Lesson Graphs is a powerful tool that you can use to analyze a student's progress over a period of time. By default, the scores for a student's current lesson year are displayed on the graph. Each line on the graph uses a unique colour which matches the colour of the category name displayed in the legend below the graph. In the screenshot, Theory is blue on the graph and Keyboard is orange.
If you hover your cursor over the graph (or tap on it if you're on a touch device), you'll see the scores and the start date of the lesson appear.
If the year has been going on for a while, there might be so much information displayed that it's difficult to parse. You can use the two handles above the graph to limit the start and end date that the graph is displaying. Selecting the Show All magnifying glass in the top right corner will reset the graph to the default timeline.
There are drop-down menus that you can use to select the type of information displayed on the graph. By default, all of the categories are displayed, but you can use the first drop-down menu to select a single category or subcategory. If I select Theory, you can see how the graph changes: I only see information from lessons related to the games that are part of that category.
The next drop-down menu allows you to display scores or the amount of the lesson that was completed. By default the graph shows scores.
You can toggle each individual item on the graph on or off using the legend. In the screenshot you can see that I've toggled the Aural and Visual categories off (both have a grey X next to them to indicate that they're no longer being displayed). On the graph, only the two active categories are being displayed.
If a student has been active on Tonic Tutor for more than a year, a third drop-down menu will be displayed where you can select previous years. By default the current year is selected. If you don't see a third drop-down menu, that means the student doesn't have multiple years. You can find out more about how lesson years work in the What are Lesson Years? tutorial.

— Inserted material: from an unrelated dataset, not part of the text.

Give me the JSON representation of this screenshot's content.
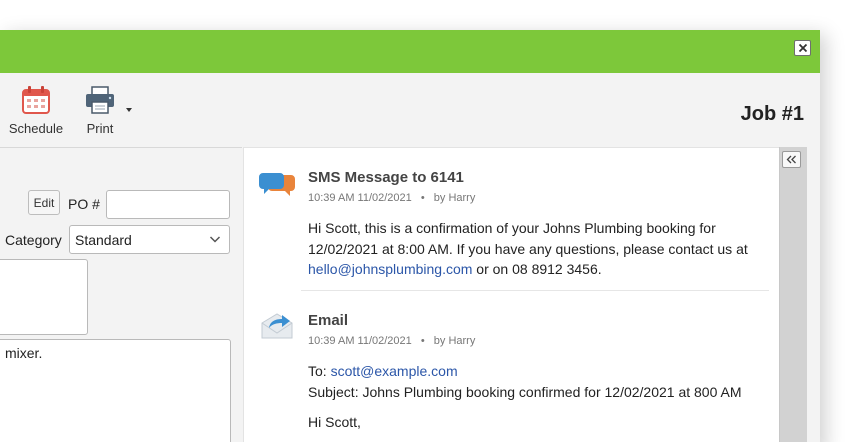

Now we know how to see a whole bunch of data at a glance, what if we want to communicate to a student how well they're doing? That's where Report Cards come in!
View the next tutorial: Report Cards